SUPPLIED DATA.
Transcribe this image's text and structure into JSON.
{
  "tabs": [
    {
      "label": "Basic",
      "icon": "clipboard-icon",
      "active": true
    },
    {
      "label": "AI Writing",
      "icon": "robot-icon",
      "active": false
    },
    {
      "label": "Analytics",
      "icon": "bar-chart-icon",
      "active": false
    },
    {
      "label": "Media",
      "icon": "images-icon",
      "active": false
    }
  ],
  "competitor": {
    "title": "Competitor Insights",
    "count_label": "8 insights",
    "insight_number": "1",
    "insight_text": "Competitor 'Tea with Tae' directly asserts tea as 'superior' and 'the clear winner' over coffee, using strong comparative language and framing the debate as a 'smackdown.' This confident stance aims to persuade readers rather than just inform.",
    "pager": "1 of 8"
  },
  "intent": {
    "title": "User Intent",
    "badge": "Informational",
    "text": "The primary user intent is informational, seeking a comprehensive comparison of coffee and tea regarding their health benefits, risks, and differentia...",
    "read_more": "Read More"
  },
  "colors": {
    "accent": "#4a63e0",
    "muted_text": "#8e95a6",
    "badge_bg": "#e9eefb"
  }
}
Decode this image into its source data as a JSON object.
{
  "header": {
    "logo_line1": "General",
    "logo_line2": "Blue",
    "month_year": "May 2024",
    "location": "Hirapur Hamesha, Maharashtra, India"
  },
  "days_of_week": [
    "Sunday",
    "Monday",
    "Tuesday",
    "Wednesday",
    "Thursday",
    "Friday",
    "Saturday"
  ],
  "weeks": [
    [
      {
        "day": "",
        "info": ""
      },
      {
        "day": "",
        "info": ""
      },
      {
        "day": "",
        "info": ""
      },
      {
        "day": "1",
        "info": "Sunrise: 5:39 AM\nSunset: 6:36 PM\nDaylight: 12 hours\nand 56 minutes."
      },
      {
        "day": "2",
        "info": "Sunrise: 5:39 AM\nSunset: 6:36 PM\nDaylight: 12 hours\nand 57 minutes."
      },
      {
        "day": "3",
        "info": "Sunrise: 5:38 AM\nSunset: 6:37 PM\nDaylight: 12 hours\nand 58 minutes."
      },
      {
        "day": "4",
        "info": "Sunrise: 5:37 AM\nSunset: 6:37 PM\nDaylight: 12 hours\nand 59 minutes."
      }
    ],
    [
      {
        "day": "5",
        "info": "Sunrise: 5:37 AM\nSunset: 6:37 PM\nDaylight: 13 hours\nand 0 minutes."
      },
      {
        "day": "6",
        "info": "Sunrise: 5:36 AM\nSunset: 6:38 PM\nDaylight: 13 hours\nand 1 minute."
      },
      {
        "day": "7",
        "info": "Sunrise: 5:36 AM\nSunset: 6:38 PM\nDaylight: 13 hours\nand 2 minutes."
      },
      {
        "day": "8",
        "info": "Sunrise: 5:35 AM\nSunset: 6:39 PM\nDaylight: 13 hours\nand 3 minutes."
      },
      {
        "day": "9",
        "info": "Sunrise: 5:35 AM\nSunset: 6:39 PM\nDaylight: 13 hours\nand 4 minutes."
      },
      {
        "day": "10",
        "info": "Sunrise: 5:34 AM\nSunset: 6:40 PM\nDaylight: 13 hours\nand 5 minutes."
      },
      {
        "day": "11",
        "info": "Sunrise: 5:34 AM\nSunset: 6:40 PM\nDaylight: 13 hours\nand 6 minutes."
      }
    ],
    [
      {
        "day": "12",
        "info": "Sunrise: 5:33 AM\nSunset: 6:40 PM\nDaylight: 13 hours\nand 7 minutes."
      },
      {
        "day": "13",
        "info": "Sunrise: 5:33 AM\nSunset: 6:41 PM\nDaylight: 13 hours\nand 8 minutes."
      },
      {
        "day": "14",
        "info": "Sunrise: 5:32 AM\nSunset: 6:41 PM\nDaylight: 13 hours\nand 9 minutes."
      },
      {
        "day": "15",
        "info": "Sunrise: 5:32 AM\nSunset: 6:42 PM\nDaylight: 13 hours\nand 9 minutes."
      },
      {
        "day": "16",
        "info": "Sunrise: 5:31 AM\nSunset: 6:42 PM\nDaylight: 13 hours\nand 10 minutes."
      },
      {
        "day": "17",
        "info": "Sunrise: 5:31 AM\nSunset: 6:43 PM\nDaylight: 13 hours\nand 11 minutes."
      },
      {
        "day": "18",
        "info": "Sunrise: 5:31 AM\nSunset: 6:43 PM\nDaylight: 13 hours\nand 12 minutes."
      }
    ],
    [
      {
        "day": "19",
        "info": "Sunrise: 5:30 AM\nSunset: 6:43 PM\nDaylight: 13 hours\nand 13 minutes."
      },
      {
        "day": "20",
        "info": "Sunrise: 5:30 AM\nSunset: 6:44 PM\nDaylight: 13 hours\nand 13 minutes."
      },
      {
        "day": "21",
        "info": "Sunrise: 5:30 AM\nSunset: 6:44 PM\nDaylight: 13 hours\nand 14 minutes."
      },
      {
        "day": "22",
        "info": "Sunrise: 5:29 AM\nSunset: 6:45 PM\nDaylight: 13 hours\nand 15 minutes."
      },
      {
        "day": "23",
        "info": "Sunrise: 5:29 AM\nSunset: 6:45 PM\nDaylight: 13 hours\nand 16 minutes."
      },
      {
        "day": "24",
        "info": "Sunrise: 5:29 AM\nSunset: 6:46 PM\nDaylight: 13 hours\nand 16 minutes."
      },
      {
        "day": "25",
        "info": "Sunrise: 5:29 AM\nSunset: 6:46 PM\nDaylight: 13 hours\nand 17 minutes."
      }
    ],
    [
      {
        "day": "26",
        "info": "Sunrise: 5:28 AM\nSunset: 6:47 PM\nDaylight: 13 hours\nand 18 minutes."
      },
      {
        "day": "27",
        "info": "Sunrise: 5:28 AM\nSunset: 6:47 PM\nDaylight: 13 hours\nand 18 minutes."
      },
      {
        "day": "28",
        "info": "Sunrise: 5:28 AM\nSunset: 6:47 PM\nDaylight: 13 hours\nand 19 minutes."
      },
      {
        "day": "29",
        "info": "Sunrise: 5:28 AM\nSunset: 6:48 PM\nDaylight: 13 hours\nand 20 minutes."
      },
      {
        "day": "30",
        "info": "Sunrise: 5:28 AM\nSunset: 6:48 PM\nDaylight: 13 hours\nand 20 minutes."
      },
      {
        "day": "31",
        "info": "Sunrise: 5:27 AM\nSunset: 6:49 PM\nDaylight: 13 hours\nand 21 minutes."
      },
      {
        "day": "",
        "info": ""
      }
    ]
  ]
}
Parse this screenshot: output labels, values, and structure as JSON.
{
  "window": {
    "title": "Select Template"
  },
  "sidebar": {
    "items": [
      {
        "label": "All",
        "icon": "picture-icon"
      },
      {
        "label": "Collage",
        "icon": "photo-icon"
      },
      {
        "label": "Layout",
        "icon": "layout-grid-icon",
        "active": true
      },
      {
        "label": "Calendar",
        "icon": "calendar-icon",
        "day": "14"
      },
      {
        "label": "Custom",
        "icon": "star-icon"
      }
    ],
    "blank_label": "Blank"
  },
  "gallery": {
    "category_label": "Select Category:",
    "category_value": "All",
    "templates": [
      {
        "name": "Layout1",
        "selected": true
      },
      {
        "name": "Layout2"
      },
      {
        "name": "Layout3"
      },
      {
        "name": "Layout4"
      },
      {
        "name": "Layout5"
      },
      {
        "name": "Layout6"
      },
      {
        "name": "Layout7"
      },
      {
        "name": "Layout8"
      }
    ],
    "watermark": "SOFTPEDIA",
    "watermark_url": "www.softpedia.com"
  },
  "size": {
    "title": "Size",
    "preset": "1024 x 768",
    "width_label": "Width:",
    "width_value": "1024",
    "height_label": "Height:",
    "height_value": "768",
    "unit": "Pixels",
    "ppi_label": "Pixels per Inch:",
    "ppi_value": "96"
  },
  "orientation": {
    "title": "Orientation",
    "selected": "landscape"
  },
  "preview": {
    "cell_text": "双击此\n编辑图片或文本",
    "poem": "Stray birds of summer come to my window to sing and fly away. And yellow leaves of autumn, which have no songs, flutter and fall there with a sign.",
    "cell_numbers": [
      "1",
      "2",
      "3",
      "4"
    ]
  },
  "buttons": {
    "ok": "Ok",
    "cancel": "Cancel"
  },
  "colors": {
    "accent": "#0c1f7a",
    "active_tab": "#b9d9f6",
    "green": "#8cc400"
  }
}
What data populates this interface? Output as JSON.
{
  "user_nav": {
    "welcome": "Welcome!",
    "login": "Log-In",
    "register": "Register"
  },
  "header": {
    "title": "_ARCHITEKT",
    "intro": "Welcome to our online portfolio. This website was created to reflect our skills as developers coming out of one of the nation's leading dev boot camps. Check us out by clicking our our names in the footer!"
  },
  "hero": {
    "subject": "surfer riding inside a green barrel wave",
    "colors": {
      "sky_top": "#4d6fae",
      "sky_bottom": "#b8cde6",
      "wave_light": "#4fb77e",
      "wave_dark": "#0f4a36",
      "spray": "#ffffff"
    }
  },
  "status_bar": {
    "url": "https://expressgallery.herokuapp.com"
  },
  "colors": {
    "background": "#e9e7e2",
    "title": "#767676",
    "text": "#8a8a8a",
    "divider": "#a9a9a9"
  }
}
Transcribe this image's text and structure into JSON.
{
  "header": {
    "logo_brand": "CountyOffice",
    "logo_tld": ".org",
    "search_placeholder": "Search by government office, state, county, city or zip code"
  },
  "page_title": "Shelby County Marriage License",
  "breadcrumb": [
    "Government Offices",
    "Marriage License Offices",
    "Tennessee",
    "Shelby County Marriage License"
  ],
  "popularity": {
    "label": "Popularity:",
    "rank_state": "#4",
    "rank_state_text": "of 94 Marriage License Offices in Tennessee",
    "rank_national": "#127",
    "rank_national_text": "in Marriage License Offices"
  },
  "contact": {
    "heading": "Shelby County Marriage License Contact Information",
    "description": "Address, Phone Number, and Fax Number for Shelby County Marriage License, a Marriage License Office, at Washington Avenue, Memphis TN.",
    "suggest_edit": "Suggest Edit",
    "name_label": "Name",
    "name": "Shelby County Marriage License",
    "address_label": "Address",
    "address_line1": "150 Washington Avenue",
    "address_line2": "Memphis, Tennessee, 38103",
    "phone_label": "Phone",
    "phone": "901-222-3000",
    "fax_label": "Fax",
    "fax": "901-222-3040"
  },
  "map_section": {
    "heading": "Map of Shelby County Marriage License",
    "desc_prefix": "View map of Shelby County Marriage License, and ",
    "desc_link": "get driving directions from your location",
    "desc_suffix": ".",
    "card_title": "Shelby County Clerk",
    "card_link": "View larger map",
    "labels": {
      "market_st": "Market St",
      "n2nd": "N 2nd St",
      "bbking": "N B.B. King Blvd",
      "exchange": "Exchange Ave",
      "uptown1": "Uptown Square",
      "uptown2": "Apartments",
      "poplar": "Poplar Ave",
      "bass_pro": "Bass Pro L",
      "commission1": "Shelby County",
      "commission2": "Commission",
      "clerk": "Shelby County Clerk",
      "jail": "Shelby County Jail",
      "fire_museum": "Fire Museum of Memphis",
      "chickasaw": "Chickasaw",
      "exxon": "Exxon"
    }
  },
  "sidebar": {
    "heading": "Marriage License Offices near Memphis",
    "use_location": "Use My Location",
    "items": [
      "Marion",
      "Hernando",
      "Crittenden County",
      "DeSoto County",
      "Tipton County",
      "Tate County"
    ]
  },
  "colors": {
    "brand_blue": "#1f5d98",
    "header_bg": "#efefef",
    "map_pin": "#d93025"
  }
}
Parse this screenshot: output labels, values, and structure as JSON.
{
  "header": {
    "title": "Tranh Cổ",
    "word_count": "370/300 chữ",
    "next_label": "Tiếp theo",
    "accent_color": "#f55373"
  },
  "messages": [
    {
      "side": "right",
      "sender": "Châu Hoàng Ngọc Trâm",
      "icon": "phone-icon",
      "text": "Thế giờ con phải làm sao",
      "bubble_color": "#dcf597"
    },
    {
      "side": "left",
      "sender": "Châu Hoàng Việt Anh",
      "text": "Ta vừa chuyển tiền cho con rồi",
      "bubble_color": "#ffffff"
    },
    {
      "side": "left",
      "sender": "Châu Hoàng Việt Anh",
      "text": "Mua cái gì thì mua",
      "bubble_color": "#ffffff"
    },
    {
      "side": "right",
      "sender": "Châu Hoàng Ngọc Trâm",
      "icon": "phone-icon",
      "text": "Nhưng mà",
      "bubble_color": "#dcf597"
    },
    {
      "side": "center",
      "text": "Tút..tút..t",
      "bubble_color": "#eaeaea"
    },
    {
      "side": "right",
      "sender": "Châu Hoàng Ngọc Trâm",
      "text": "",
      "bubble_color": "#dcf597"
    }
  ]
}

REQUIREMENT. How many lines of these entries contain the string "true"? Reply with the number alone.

OUTPUT FOR THIS TASK. 3